LONDON — Transforming the Olympic Stadium into a rural idyll is proving far from serene for Danny Boyle ahead of the opening ceremony.
As he perfects next Friday’s curtain raiser, the Oscar-winning director is discovering that art and sport can be a volatile mix.
London organizers have acknowledged tension between Boyle and Olympic broadcasters, while trying to downplay suggestions of a full-blown standoff.
Boyle has already been forced to trim parts of the ceremony to ensure it finishes in time for spectators to get home before public transportation shuts down. And the “Slumdog Millionaire” director is now locked in negotiations with Olympic Broadcasting Services about camera positions.
The cameras installed in the 80,000-seat stadium are in prime spots to capture sports action.
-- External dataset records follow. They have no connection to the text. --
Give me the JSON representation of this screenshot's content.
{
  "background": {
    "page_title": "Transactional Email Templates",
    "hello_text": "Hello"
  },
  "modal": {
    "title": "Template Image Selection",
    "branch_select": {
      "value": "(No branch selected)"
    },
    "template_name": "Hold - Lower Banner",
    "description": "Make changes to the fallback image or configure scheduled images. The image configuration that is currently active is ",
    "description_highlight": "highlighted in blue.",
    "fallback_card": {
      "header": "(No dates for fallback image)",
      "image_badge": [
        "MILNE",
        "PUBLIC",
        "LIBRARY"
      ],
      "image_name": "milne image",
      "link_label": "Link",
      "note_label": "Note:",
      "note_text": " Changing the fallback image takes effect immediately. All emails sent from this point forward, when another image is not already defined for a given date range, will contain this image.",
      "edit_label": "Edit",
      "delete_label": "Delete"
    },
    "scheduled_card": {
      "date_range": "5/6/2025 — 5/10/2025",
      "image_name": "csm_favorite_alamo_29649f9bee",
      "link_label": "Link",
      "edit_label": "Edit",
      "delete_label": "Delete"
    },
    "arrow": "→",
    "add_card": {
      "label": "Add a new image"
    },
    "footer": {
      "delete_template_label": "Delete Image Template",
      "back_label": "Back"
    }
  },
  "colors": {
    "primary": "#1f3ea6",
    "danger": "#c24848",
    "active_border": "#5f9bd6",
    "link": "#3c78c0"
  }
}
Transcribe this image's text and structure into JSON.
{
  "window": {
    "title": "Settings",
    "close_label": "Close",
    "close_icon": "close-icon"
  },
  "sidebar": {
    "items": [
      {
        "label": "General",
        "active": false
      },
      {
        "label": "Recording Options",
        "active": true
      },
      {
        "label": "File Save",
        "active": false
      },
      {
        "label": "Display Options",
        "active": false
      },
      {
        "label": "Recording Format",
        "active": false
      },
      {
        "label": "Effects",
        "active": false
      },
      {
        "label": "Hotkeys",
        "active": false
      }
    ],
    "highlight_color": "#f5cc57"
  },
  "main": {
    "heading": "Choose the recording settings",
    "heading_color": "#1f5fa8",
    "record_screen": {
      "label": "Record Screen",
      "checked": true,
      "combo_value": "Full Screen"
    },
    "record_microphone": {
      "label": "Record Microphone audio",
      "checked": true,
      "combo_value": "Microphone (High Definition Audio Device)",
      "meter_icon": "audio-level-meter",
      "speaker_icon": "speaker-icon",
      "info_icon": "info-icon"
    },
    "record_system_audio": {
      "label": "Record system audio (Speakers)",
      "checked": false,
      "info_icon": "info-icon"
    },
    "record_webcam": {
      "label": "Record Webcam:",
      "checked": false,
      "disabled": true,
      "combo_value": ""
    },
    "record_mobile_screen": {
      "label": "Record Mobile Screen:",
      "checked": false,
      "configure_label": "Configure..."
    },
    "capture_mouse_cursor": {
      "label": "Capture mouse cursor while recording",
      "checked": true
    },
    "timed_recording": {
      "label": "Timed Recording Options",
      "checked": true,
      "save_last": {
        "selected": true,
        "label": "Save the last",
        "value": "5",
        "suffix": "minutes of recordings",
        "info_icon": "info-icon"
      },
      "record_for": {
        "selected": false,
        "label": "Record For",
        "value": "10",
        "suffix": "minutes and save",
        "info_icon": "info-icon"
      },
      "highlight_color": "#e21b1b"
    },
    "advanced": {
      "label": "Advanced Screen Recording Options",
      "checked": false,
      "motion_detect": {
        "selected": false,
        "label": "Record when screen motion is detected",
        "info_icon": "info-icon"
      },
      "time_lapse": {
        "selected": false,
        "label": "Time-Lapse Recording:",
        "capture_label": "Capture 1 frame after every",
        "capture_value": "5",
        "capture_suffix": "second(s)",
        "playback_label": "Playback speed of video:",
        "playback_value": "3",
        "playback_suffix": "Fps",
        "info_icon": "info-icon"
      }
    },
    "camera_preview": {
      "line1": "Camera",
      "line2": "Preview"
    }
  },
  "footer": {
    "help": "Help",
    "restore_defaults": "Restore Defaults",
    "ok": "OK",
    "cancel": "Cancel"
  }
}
But Boyle wants his own cameras in place to capture a cinematic-style “Isles of Wonder”-themed show.
“There are creative tensions in here,” London organizing committee spokeswoman Jackie Brock-Doyle said. “Right now the discussion is where cameras are going … In any kind of show you have got creative people all doing all different elements of it, getting towards that opening night I think people get a bit excited.”
Adding cameras involves removing seating, although tickets for them hadn’t been sold.
“Danny was very keen to make sure that the coverage of the opening ceremony was filmed, not from a sports standpoint, but to capture the way in which the ceremony was being played through,” said James Bulley, the director of venues for the organizing committee.
“So rather than having cameras in positions which would be great for a field of play and track and so on, we have put in additional camera positions for him,” Bulley added. “It does have an impact on seating but these are seats we had in reserve and didn’t sell.”
About 1 billion people are expected to watch the ceremony worldwide on television.
As artistic director, Boyle has been inspired by William Shakespeare’s “The Tempest,” and the ceremony will open with a British countryside setting complete with live farm animals.
Images of it have already emerged, with The Sun newspaper on Thursday showing parts of a set in the stadium featuring thatched cottages, an Oak tree and characters dressed as old-fashioned players of cricket.
Organizers were given an extra 41 million pounds ($64 million) to double the budget available so Britain could grasp its moment with the eyes of the world on London.
“I would expect there to be lots of negotiations going on behind the scenes, but I think the overall picture is very encouraging,” Olympics secretary Jeremy Hunt said. “I think it will be a sensational opening ceremony. It will show the best of Britain, its history, its culture, our contribution to the world.
“But it will do it through the artistic vision of one of our finest film directors … I am sure there are lots of negotiations that are subtly going on.”
The opening ceremony promises to be a far cry from Boyle’s other two most famous movies, the violent “Trainspotting” and “28 Days Later,” produced before he won a best-director Academy Award for “Slumdog Millionaire.”